The corridor is somewhat triangular, starting where North Main Street forks into Springs Fireplace Road and Three Mile Harbor Hog Creek Road, which forms the western border of the corridor. The northern border is Abrahams Path, with the eastern border being Accabonac Road south to Floyd Street, then west to Springs Fireplace Road, and south to the fork in the road at North Main Street.
The meeting at the East Hampton Library February 27 began with presentations by outside consultants Ray DiBiase of the engineering firm L.K. McLean Associates, PC; Peter Flinker of Dodson & Flinker; and Lisa Liquori, a former head of the town’s planning department, who has been shepherding a series of hamlet studies conducted by the town over the past couple of years.
One major change on the horizon involves the intersection where North Main Street forks to the north, becoming both Springs Fireplace Road and Three Mile Harbor Road. DiBiase led that discussion during his initial presentation.
Currently, he said, traffic headed south on Springs Fireplace Road comes to a halt at the intersection. For a driver to continue south onto North Main Street, he or she must cross traffic on Three Mile Harbor Road.
Making things more difficult for southbound drivers is that people often do not signal whether they are going to veer left onto Three Mile Harbor or right onto Springs Fireplace Road. Further exacerbating the issue, DiBiase said, some drivers, especially those unfamiliar with the intersection, will realize they meant to bear right onto Springs Fireplace Road, and will veer across the road at the last moment.

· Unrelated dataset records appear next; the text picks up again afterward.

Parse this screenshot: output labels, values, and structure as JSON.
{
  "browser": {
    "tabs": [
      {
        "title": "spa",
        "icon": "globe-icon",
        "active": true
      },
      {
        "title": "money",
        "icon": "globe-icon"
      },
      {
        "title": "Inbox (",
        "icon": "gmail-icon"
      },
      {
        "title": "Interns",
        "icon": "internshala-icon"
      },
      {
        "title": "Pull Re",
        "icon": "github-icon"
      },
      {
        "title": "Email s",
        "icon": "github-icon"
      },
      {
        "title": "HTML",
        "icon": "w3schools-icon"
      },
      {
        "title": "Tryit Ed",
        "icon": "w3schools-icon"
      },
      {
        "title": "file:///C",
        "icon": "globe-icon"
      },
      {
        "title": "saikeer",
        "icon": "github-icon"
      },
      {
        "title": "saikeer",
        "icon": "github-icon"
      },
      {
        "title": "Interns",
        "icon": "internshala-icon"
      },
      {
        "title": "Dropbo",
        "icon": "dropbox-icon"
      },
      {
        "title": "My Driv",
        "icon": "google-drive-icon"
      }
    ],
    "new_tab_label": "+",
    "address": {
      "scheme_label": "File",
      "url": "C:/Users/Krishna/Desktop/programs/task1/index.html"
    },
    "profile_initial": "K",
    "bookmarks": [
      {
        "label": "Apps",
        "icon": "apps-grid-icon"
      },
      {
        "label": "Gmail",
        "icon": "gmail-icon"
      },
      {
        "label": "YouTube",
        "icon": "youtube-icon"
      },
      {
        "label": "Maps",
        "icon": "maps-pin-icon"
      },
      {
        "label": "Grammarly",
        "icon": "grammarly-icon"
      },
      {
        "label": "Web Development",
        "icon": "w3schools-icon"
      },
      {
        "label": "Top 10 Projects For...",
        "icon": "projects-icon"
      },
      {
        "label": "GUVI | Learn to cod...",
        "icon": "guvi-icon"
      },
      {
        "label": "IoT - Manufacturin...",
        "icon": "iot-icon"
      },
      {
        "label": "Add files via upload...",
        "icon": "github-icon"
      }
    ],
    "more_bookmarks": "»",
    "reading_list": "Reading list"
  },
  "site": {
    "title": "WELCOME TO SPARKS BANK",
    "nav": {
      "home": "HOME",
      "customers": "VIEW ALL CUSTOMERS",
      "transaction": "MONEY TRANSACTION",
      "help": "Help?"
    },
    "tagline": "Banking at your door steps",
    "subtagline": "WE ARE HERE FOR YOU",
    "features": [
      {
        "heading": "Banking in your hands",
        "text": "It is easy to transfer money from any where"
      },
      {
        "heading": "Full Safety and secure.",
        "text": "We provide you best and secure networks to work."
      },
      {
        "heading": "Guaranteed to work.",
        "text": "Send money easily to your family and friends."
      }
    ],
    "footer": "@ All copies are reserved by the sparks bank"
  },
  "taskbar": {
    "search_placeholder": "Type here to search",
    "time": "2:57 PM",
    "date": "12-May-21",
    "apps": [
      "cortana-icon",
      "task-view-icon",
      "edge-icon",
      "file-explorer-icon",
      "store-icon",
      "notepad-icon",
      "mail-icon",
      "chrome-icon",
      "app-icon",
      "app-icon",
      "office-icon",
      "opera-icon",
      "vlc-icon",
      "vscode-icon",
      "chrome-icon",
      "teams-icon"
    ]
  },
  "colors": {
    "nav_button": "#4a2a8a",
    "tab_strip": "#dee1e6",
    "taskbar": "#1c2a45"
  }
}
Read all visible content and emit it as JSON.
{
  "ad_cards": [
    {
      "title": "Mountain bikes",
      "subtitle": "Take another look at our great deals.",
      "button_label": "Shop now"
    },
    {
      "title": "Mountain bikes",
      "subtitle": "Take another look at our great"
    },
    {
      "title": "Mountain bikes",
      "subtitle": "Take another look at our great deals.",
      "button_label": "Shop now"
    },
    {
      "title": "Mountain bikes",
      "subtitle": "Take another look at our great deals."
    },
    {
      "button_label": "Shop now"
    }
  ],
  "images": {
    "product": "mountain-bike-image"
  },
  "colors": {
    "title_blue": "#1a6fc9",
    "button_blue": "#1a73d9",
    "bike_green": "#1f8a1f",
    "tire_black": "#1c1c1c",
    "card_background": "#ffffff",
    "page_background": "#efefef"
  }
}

During the summer, DiBiase said, this dangerous situation can cause southbound traffic to back up a good distance on Springs Fireplace Road as drivers wait.
The ideal solution, he said, would be a roundabout. The problem with that solution is that the land immediately to the north, a small portion of which would have to be included in the roundabout, is preserved land. To use that land, state legislation would be needed, which is not an easy task, DiBiase said.
Instead, the proposal the town is considering would create a triangular island that would force northbound drivers to choose which road they want sooner. The southbound Springs Fireplace Road drivers would turn right north of that island, which DiBiase said would be landscaped. Under the proposal, those drivers headed south on Springs Fireplace Road would only have to contend with those drivers headed up Three Mile Harbor Road.
When the coast is clear, the southbound drivers would turn into a lane separate from the southbound Three Mile Harbor Road traffic. Those two lanes would then merge into one.
While this proposal was given the most time during the initial presentation, all matters from traffic to pollution were, quite literally, put on the table. When the consultants finished their presentations, giant maps of the corridor were spread out on five tables in the Baldwin Room, each supplied with markers, with participants encouraged to demarcate their ideas and suggestions.
“Over 50 residents and property owners participated in the charrette identifying conflict points, elements in the corridor that need protection, as well as opportunities we need to explore,” said East Hampton Town Board member Kathee Burke-Gonzalez, who is overseeing the corridor planning process. “The more town officials and our consultants understand how this corridor functions for all of the different constituencies, the better and more actionable the final recommendations will be.”